EXTRACTED DATA below:

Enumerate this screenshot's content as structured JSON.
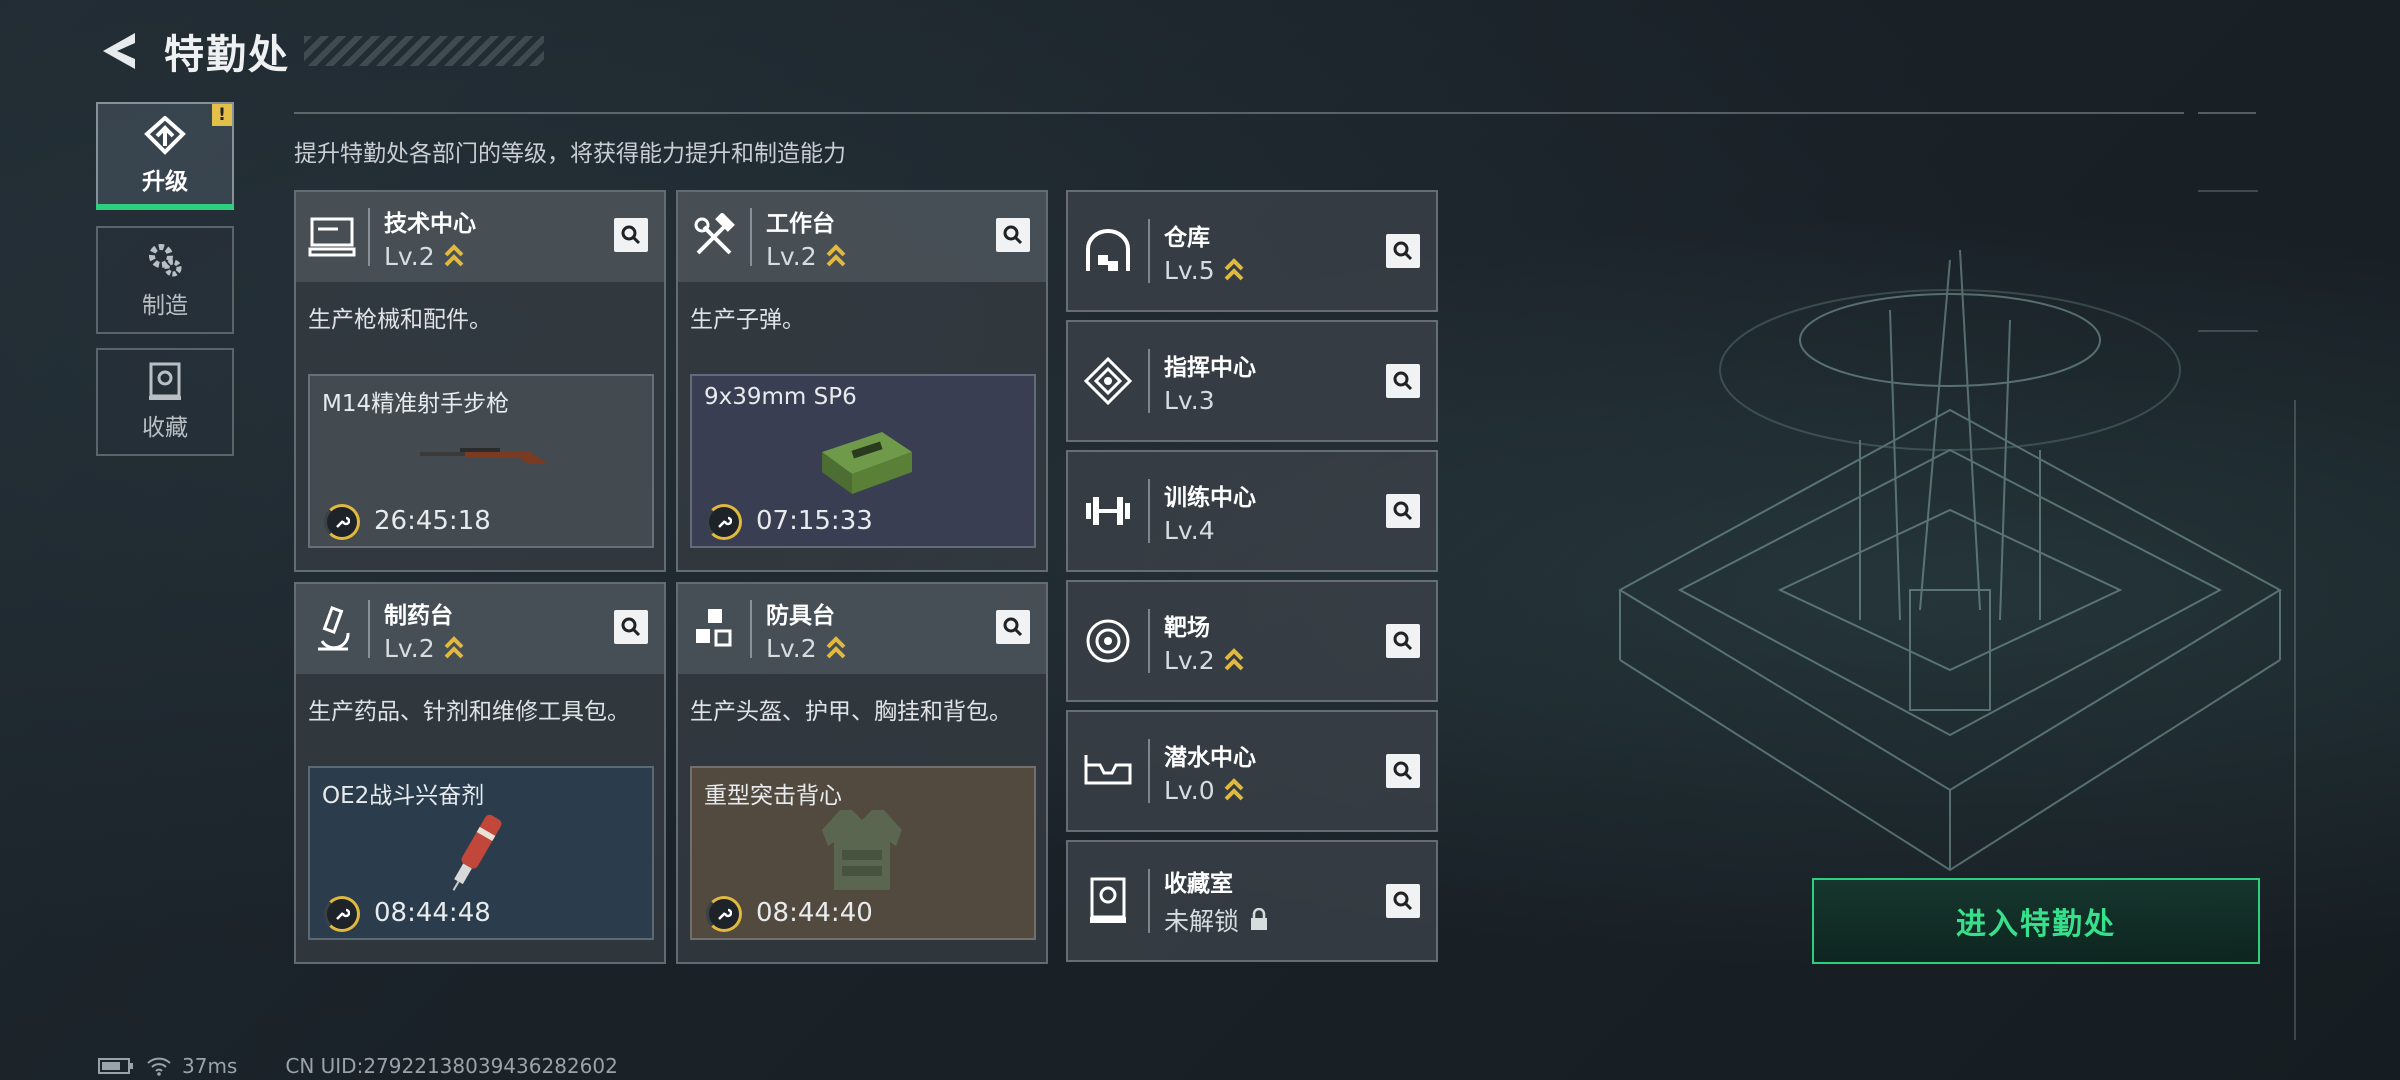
{
  "header": {
    "title": "特勤处"
  },
  "tabs": [
    {
      "label": "升级",
      "icon": "upgrade-icon",
      "active": true,
      "alert": "!"
    },
    {
      "label": "制造",
      "icon": "gear-icon",
      "active": false
    },
    {
      "label": "收藏",
      "icon": "collection-icon",
      "active": false
    }
  ],
  "subtitle": "提升特勤处各部门的等级，将获得能力提升和制造能力",
  "production_cards": [
    {
      "name": "技术中心",
      "level": "Lv.2",
      "desc": "生产枪械和配件。",
      "product": "M14精准射手步枪",
      "time": "26:45:18"
    },
    {
      "name": "工作台",
      "level": "Lv.2",
      "desc": "生产子弹。",
      "product": "9x39mm SP6",
      "time": "07:15:33"
    },
    {
      "name": "制药台",
      "level": "Lv.2",
      "desc": "生产药品、针剂和维修工具包。",
      "product": "OE2战斗兴奋剂",
      "time": "08:44:48"
    },
    {
      "name": "防具台",
      "level": "Lv.2",
      "desc": "生产头盔、护甲、胸挂和背包。",
      "product": "重型突击背心",
      "time": "08:44:40"
    }
  ],
  "facilities": [
    {
      "name": "仓库",
      "level": "Lv.5",
      "upgrade": true
    },
    {
      "name": "指挥中心",
      "level": "Lv.3",
      "upgrade": false
    },
    {
      "name": "训练中心",
      "level": "Lv.4",
      "upgrade": false
    },
    {
      "name": "靶场",
      "level": "Lv.2",
      "upgrade": true
    },
    {
      "name": "潜水中心",
      "level": "Lv.0",
      "upgrade": true
    },
    {
      "name": "收藏室",
      "level": "未解锁",
      "locked": true
    }
  ],
  "enter_button": "进入特勤处",
  "status": {
    "ping": "37ms",
    "uid": "CN UID:27922138039436282602"
  },
  "colors": {
    "accent_green": "#2ed07f",
    "upgrade_gold": "#e0b93e"
  }
}
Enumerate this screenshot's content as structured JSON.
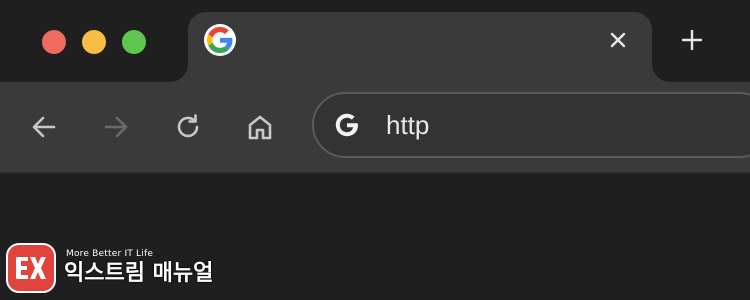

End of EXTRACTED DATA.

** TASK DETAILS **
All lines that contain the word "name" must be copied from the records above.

** SOLUTION BELOW **
      "name": "技术中心",
      "name": "工作台",
      "name": "制药台",
      "name": "防具台",
      "name": "仓库",
      "name": "指挥中心",
      "name": "训练中心",
      "name": "靶场",
      "name": "潜水中心",
      "name": "收藏室",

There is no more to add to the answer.